This conforms to long-standing customs. Only discreetly has the programme hinted at the epic scale of House of the Dragon. House of the Dragon never explicitly acknowledges the timeline again after indicating in the first episode that it begins “172 years before” Daenerys Targaryen’s birth. Characters mark the passage of time by stating the number of months or years that have passed, frequently for the benefit of the viewer, although like in Mad Men, time leaps in this programme have been regular and commonplace. The time elapsed between each episode is just the amount of time it takes for something else fascinating to occur, whether it takes four days or four years.
Encounter of Rhaenyra
Being introduced to the new iterations of Rhaenyra and Alicent in House of the Dragon under such unremarkable circumstances is a tad underwhelming, even if it is consistent.

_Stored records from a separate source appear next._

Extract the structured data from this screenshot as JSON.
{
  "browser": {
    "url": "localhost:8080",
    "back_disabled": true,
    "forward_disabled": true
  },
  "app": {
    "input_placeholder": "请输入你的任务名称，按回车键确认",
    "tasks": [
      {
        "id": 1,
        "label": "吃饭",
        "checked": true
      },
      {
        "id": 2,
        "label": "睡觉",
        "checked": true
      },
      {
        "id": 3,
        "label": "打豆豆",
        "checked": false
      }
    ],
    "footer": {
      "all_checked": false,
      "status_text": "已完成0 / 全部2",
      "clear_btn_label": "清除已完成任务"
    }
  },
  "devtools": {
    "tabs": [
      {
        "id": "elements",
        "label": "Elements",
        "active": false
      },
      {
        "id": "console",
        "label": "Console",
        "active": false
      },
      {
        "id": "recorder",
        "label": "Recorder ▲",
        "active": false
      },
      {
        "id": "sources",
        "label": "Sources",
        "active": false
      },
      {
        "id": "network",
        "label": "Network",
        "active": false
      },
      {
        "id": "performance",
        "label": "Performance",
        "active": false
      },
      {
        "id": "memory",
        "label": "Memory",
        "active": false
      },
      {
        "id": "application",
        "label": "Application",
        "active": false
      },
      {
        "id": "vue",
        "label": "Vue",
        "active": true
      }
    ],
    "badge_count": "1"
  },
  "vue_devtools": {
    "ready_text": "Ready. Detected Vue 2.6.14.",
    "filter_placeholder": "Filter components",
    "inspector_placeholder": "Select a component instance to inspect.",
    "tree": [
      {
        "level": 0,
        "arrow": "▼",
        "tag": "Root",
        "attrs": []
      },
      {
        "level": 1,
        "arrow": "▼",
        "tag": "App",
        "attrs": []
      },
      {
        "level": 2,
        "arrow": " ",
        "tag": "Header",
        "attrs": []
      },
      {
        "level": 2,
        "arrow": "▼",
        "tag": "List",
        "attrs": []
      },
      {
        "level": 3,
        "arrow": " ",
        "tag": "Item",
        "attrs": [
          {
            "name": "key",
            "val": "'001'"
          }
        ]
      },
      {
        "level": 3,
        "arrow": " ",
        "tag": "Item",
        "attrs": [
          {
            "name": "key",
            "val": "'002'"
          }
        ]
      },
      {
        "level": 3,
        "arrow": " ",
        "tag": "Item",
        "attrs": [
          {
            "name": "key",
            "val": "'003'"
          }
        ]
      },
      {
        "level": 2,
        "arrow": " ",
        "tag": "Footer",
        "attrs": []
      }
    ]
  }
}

First, we encounter Rhaenyra, who is now being portrayed by Emma D’Arcy (after Milly Alcock’s time as the youthful Rhaenyra), while she is giving birth. The arrival of her son Joffrey is the central event of “The Princess and the Queen,” as Rhaenyra decides to forgo rest in order to accompany the queen’s infant son about the court.
We discover the new status quo in this way, which is strikingly identical to the previous one. Viserys (Paddy Considine) has continued to govern as king despite his frightening-appearing collapses from last week, while Alicent (Olivia Cooke, who is replacing Emily Carey in this role) has gotten used to her position as queen. In addition to Joffrey, Rhaenyra has two additional boys, neither of whom, according to Alicent Velaryon, resemble her husband Laenor Velaryon, therefore the area is crowded with children (now played by John Macmillan). Aegon, the son of Alicent and Viserys, is now a punk-ass teenager and stays at the centre of Alicent’s long-running, private feud with Rhaenyra, who continues to be the heir apparent in place of Aegon.
This may seem redundant if you are unfamiliar with the Targaryen history that House of the Dragon dramatises. It appears as though “The Princess and the Queen” is a second pilot that establishes the plot of the main programme. This isn’t inherently a negative thing; it just means that the remaining episodes of the series will have to demonstrate how important the first five episodes were to what was to come, which may place an excessive amount of emphasis on details like the cast change.
Putting aside those current worries, “The Princess and the Queen” has the air of a subdued stage play designed to build suspense. In-episode conflicts that have their origins there are starting to flare up: After being spurned by Rhaenyra and having children with another knight, Ser Harwin Strong, Ser Criston Cole (Fabien Frankel) has become Alicent’s devoted stooge. He is plagued by hatred and envy (Ryan Corr). Then, a royal scandal, which had been brewing beneath everyone’s nose and had been made public when Criston insulted Harwin and the two fought, was passed off as being Rhaenyra’s legitimate sons with Laenor.
By the episode’s conclusion, Alicent’s cold war had heated up. Speaking with the cunning and shrewd Larys Strong (Matthew Needham), brother of Lord Lyonel Strong (Gavin Spokes), the present Hand of the King, Alicent is enraged by Rhaenyra’s apparent disregard for the decorum that Alicent has kept to so steadfastly. By pledging to save the lives of imprisoned criminals in exchange for their silence and cooperation in carrying out his wicked deeds, Larys interprets this as an indirect order to produce some. In this instance, that entails setting his family’s house on fire in order to murder his dad and brother.